But demarcated lands do not ward off all intruders, as was demonstrated last month when heavily armed illegal gold miners invaded their territory and murdered one of their leaders, chief Emyra Waiapi.
Still, in order to prevent more frequent invasions, Nazaré says it's important for community members to rotate the villages they live in so that all of their land is consistently occupied and their borders remain well defined, even in the most remote of areas.
“If we do not clear the demarcation, the miners and lumbermen can go in hiding,” she explained. “I tell all this to my family, and they are listening to me. It's true, everyone listens to me.”
Passing it on
But finding her voice took time. Nazaré started school at age 38, much to the dismay of one of her teachers who, she said, called her “an old parrot who does not know how to learn.” But such name-calling did not deter her.
Now, Nazaré is encouraging all Waiapi to pursue their education while also teaching the traditional ways of living and protecting the forest that have been passed on for generations.
Every morning, she coats her body with a bright red oily paint made from fuschia colored seed pods blossoming on the achiote bush near her home. The paint protects her from the sun, insect bites, scratches and is believed to ward off evil spirits.
She explains this as she begins her daily routine of trekking through the jungle in her traditional bright red knee-length skirt, checking on neighboring villages to make sure they are healthy and have enough to eat and everyone is getting along.
“Watch out for snakes,” she warns repeatedly. She navigates narrow jungle trails with her infant granddaughter resting quietly on her hip in a colorfully woven sling while her 5-year-old grandson, Heron, and his dog trail behind.
Along the way, she points out the bark of a tree that is brewed into a tea and used to stop fevers and diarrhea, a bright orange flower that can cure an earache and leaves that are used to treat snakebites.

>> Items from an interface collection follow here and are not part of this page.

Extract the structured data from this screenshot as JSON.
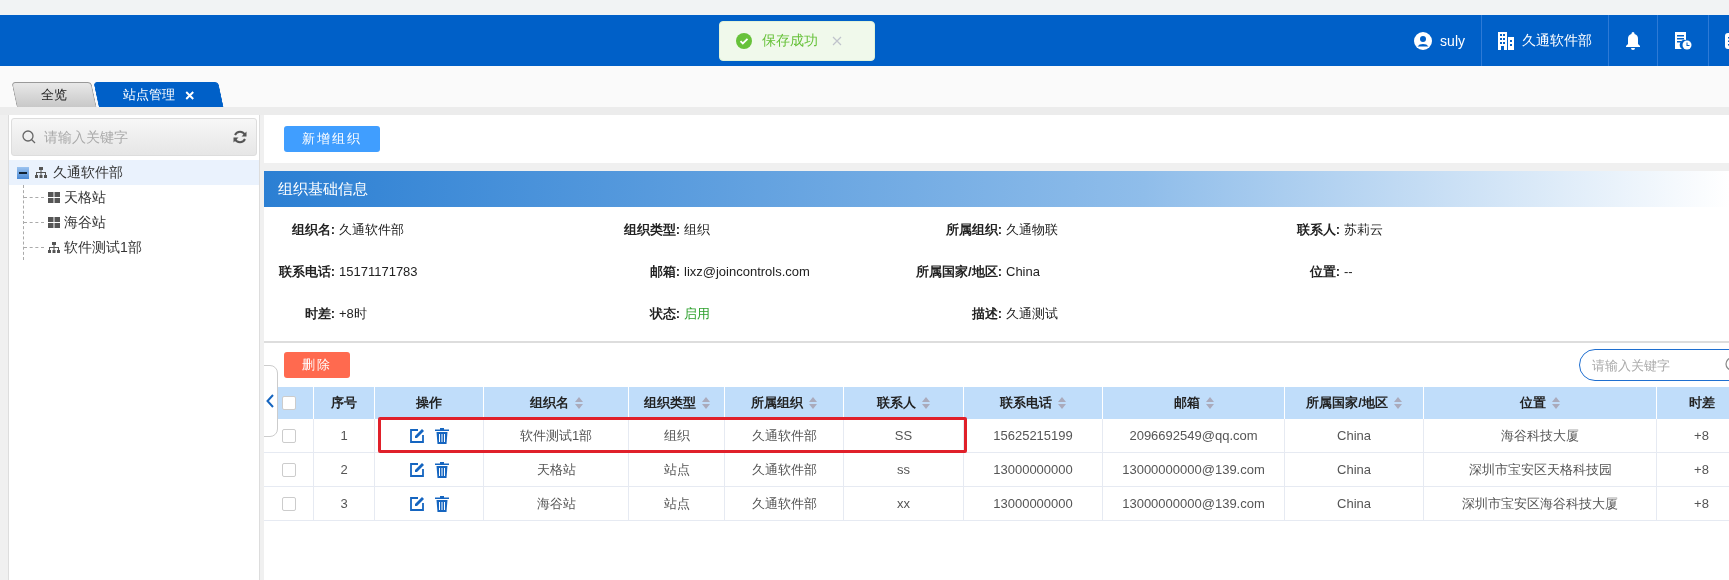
{
  "toast": {
    "text": "保存成功"
  },
  "header": {
    "user": "suly",
    "company": "久通软件部"
  },
  "tabs": [
    {
      "label": "全览",
      "selected": false,
      "closable": false
    },
    {
      "label": "站点管理",
      "selected": true,
      "closable": true
    }
  ],
  "sidebar": {
    "search": {
      "placeholder": "请输入关键字"
    },
    "tree": [
      {
        "label": "久通软件部",
        "kind": "org",
        "expanded": true,
        "selected": true,
        "children": [
          {
            "label": "天格站",
            "kind": "station",
            "selected": false
          },
          {
            "label": "海谷站",
            "kind": "station",
            "selected": false
          },
          {
            "label": "软件测试1部",
            "kind": "org",
            "selected": false
          }
        ]
      }
    ]
  },
  "add_button": "新增组织",
  "info": {
    "title": "组织基础信息",
    "rows": [
      [
        {
          "label": "组织名:",
          "value": "久通软件部",
          "kind": "text"
        },
        {
          "label": "组织类型:",
          "value": "组织",
          "kind": "text"
        },
        {
          "label": "所属组织:",
          "value": "久通物联",
          "kind": "text"
        },
        {
          "label": "联系人:",
          "value": "苏莉云",
          "kind": "text"
        }
      ],
      [
        {
          "label": "联系电话:",
          "value": "15171171783",
          "kind": "text"
        },
        {
          "label": "邮箱:",
          "value": "lixz@joincontrols.com",
          "kind": "text"
        },
        {
          "label": "所属国家/地区:",
          "value": "China",
          "kind": "text"
        },
        {
          "label": "位置:",
          "value": "--",
          "kind": "text"
        }
      ],
      [
        {
          "label": "时差:",
          "value": "+8时",
          "kind": "text"
        },
        {
          "label": "状态:",
          "value": "启用",
          "kind": "status"
        },
        {
          "label": "描述:",
          "value": "久通测试",
          "kind": "text"
        }
      ]
    ]
  },
  "delete_button": "删除",
  "table": {
    "search": {
      "placeholder": "请输入关键字"
    },
    "header_checked": false,
    "columns": [
      {
        "label": "序号",
        "sortable": false
      },
      {
        "label": "操作",
        "sortable": false
      },
      {
        "label": "组织名",
        "sortable": true
      },
      {
        "label": "组织类型",
        "sortable": true
      },
      {
        "label": "所属组织",
        "sortable": true
      },
      {
        "label": "联系人",
        "sortable": true
      },
      {
        "label": "联系电话",
        "sortable": true
      },
      {
        "label": "邮箱",
        "sortable": true
      },
      {
        "label": "所属国家/地区",
        "sortable": true
      },
      {
        "label": "位置",
        "sortable": true
      },
      {
        "label": "时差",
        "sortable": false
      }
    ],
    "rows": [
      {
        "checked": false,
        "annotated": true,
        "cells": [
          "1",
          "",
          "软件测试1部",
          "组织",
          "久通软件部",
          "SS",
          "15625215199",
          "2096692549@qq.com",
          "China",
          "海谷科技大厦",
          "+8"
        ]
      },
      {
        "checked": false,
        "annotated": false,
        "cells": [
          "2",
          "",
          "天格站",
          "站点",
          "久通软件部",
          "ss",
          "13000000000",
          "13000000000@139.com",
          "China",
          "深圳市宝安区天格科技园",
          "+8"
        ]
      },
      {
        "checked": false,
        "annotated": false,
        "cells": [
          "3",
          "",
          "海谷站",
          "站点",
          "久通软件部",
          "xx",
          "13000000000",
          "13000000000@139.com",
          "China",
          "深圳市宝安区海谷科技大厦",
          "+8"
        ]
      }
    ]
  }
}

Passing on her ancestors’ traditional knowledge of plant medicine is particularly important right now, she says, since the government has cut budgets for health care workers in indigenous communities. She's also constantly teaching the community how to plant and harvest plantations of bananas, sugarcane, potatoes, peanuts, acai and cassava, according to Nazaré’s daughter, Karota Waiapi, 20, who Nazaré hopes will follow in her footsteps and become a chief someday.
“She always tells me to be chief in the future, to talk to all the relatives, to talk with the young people as well, so that the young people speak what she says,” Karota said.

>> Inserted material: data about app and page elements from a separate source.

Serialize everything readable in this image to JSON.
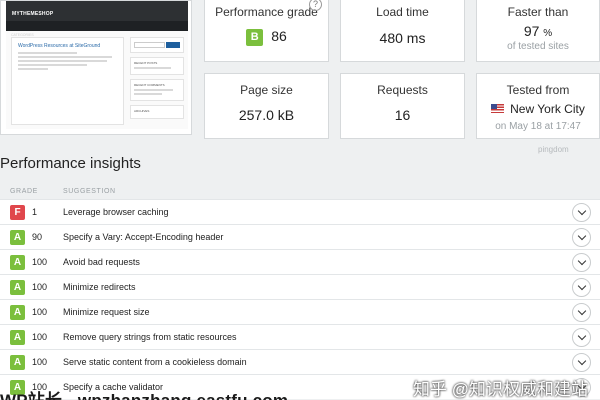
{
  "thumbnail": {
    "site_name": "MYTHEMESHOP",
    "nav_text": "CATEGORIES",
    "post_title": "WordPress Resources at SiteGround",
    "sidebar_boxes": [
      "RECENT POSTS",
      "RECENT COMMENTS",
      "ARCHIVES"
    ]
  },
  "summary": {
    "performance_grade": {
      "label": "Performance grade",
      "grade": "B",
      "value": "86",
      "grade_color": "#7bbf3d"
    },
    "load_time": {
      "label": "Load time",
      "value": "480 ms"
    },
    "faster_than": {
      "label": "Faster than",
      "value": "97",
      "unit": "%",
      "sub": "of tested sites"
    },
    "page_size": {
      "label": "Page size",
      "value": "257.0 kB"
    },
    "requests": {
      "label": "Requests",
      "value": "16"
    },
    "tested_from": {
      "label": "Tested from",
      "location": "New York City",
      "date": "on May 18 at 17:47"
    },
    "brand": "pingdom"
  },
  "insights": {
    "title": "Performance insights",
    "columns": {
      "grade": "GRADE",
      "suggestion": "SUGGESTION"
    },
    "rows": [
      {
        "grade": "F",
        "color": "#e0474c",
        "score": "1",
        "suggestion": "Leverage browser caching"
      },
      {
        "grade": "A",
        "color": "#7bbf3d",
        "score": "90",
        "suggestion": "Specify a Vary: Accept-Encoding header"
      },
      {
        "grade": "A",
        "color": "#7bbf3d",
        "score": "100",
        "suggestion": "Avoid bad requests"
      },
      {
        "grade": "A",
        "color": "#7bbf3d",
        "score": "100",
        "suggestion": "Minimize redirects"
      },
      {
        "grade": "A",
        "color": "#7bbf3d",
        "score": "100",
        "suggestion": "Minimize request size"
      },
      {
        "grade": "A",
        "color": "#7bbf3d",
        "score": "100",
        "suggestion": "Remove query strings from static resources"
      },
      {
        "grade": "A",
        "color": "#7bbf3d",
        "score": "100",
        "suggestion": "Serve static content from a cookieless domain"
      },
      {
        "grade": "A",
        "color": "#7bbf3d",
        "score": "100",
        "suggestion": "Specify a cache validator"
      }
    ]
  },
  "watermarks": {
    "left": "WP站长 - wpzhanzhang.eastfu.com",
    "right": "知乎 @知识权威和建站"
  }
}
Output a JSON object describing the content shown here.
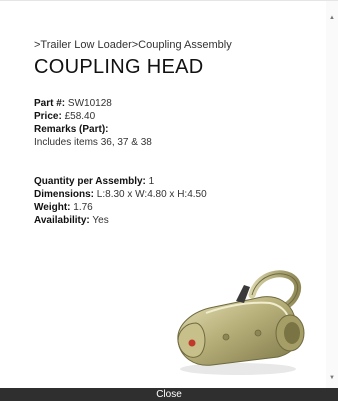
{
  "breadcrumb": ">Trailer Low Loader>Coupling Assembly",
  "title": "COUPLING HEAD",
  "part": {
    "label": "Part #:",
    "value": "SW10128"
  },
  "price": {
    "label": "Price:",
    "value": "£58.40"
  },
  "remarks": {
    "label": "Remarks (Part):",
    "value": "Includes items 36, 37 & 38"
  },
  "quantity": {
    "label": "Quantity per Assembly:",
    "value": "1"
  },
  "dimensions": {
    "label": "Dimensions:",
    "value": "L:8.30 x W:4.80 x H:4.50"
  },
  "weight": {
    "label": "Weight:",
    "value": "1.76"
  },
  "availability": {
    "label": "Availability:",
    "value": "Yes"
  },
  "close_label": "Close",
  "colors": {
    "close_bar": "#2f2f2f",
    "metal": "#b9b27a"
  }
}
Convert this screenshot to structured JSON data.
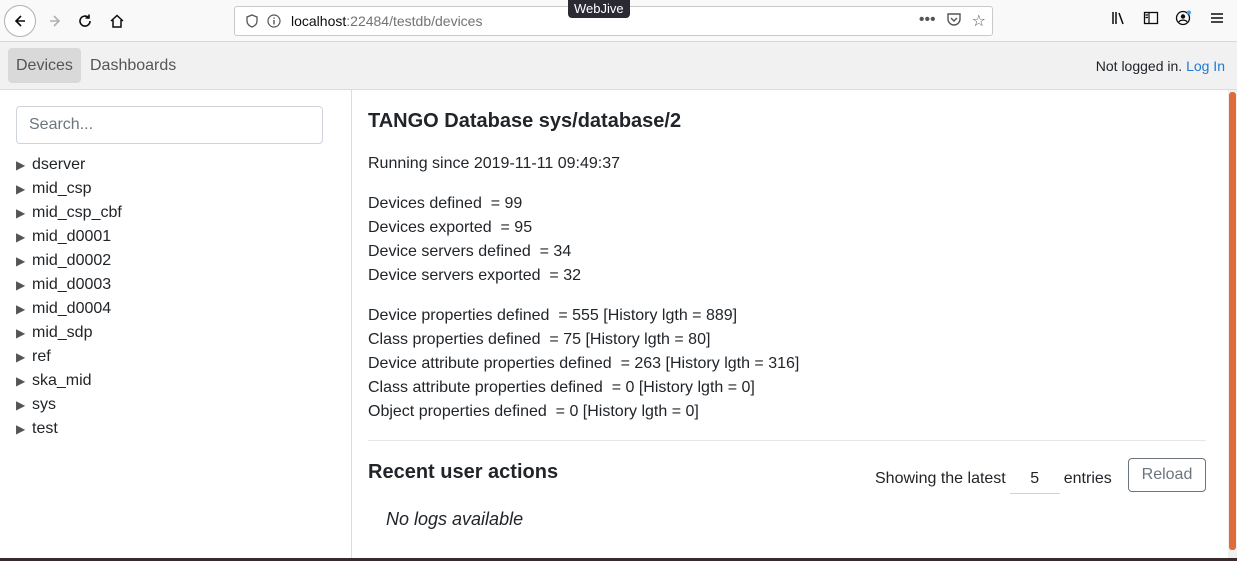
{
  "browser": {
    "tab_title": "WebJive",
    "url_host": "localhost",
    "url_rest": ":22484/testdb/devices",
    "icons": [
      "back-icon",
      "forward-icon",
      "reload-icon",
      "home-icon",
      "info-icon",
      "more-icon",
      "pocket-icon",
      "bookmark-star-icon",
      "library-icon",
      "sidebar-icon",
      "account-icon",
      "menu-icon"
    ]
  },
  "navbar": {
    "tabs": [
      {
        "label": "Devices",
        "active": true
      },
      {
        "label": "Dashboards",
        "active": false
      }
    ],
    "login_status": "Not logged in.",
    "login_link": "Log In"
  },
  "sidebar": {
    "search_placeholder": "Search...",
    "items": [
      "dserver",
      "mid_csp",
      "mid_csp_cbf",
      "mid_d0001",
      "mid_d0002",
      "mid_d0003",
      "mid_d0004",
      "mid_sdp",
      "ref",
      "ska_mid",
      "sys",
      "test"
    ]
  },
  "main": {
    "title": "TANGO Database sys/database/2",
    "running_since": "Running since 2019-11-11 09:49:37",
    "stats": [
      "Devices defined  = 99",
      "Devices exported  = 95",
      "Device servers defined  = 34",
      "Device servers exported  = 32"
    ],
    "properties": [
      "Device properties defined  = 555 [History lgth = 889]",
      "Class properties defined  = 75 [History lgth = 80]",
      "Device attribute properties defined  = 263 [History lgth = 316]",
      "Class attribute properties defined  = 0 [History lgth = 0]",
      "Object properties defined  = 0 [History lgth = 0]"
    ],
    "recent_title": "Recent user actions",
    "showing_prefix": "Showing the latest",
    "showing_count": "5",
    "showing_suffix": "entries",
    "reload_label": "Reload",
    "no_logs": "No logs available"
  },
  "colors": {
    "link": "#1e7bd6",
    "scroll_thumb": "#e06b3a"
  }
}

Nazaré shows how to clear small areas of forest for their plantations using controlled fires and emphasizes the importance of moving the location of community plantations every few years in order to let the forest regenerate.
She also teaches them how to fish, weave baskets out of palm fronds and spin spools of locally grown cotton. She shows them how to use their staple crop, cassava, to make flatbread, tapioca and a milky colored fermented drink called Caxiri — all to ensure her people’s survival and autonomy.
And in spite of the ongoing threats from the outside world, she teaches them to celebrate, to sing and to dance.
At a festive party one afternoon, she rallies the women of her village to gather in a line, holding hands, teaching them a song that has been passed on for generations.
“We are singing for the butterfly,” Nazaré said. According to Waiapi legend, butterflies are constantly flying around tying invisible strings that hold the planet in place. If we don't take care of the butterflies and their home, she says, they will not be happy and will stop working, causing the earth to fall.
Teresa Tomassoni is a freelance journalist covering social and environmental issues. You can follow her on Instagram at @Ttomassoni.